- [WHAT IS NEEDED]: Restate each entry word for word. Keep every detail intact.

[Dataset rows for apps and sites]
"""

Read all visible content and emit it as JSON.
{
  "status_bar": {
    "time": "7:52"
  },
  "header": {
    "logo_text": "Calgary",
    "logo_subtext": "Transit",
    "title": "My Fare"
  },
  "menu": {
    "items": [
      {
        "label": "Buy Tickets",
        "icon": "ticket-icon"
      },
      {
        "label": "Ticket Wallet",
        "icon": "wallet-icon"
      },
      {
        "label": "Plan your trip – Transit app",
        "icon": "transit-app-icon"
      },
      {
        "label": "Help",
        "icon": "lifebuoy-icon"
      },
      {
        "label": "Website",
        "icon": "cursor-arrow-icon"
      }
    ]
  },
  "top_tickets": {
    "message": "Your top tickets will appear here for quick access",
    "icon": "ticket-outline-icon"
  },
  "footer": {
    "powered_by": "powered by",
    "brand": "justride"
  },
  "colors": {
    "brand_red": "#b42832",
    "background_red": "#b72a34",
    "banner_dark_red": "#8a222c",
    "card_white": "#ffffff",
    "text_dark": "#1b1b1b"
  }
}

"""

- [PROBLEM SOLUTION]:
Read all visible content and emit it as JSON.
{
  "status_bar": {
    "time": "7:52"
  },
  "header": {
    "logo_text": "Calgary",
    "logo_subtext": "Transit",
    "title": "My Fare"
  },
  "menu": {
    "items": [
      {
        "label": "Buy Tickets",
        "icon": "ticket-icon"
      },
      {
        "label": "Ticket Wallet",
        "icon": "wallet-icon"
      },
      {
        "label": "Plan your trip – Transit app",
        "icon": "transit-app-icon"
      },
      {
        "label": "Help",
        "icon": "lifebuoy-icon"
      },
      {
        "label": "Website",
        "icon": "cursor-arrow-icon"
      }
    ]
  },
  "top_tickets": {
    "message": "Your top tickets will appear here for quick access",
    "icon": "ticket-outline-icon"
  },
  "footer": {
    "powered_by": "powered by",
    "brand": "justride"
  },
  "colors": {
    "brand_red": "#b42832",
    "background_red": "#b72a34",
    "banner_dark_red": "#8a222c",
    "card_white": "#ffffff",
    "text_dark": "#1b1b1b"
  }
}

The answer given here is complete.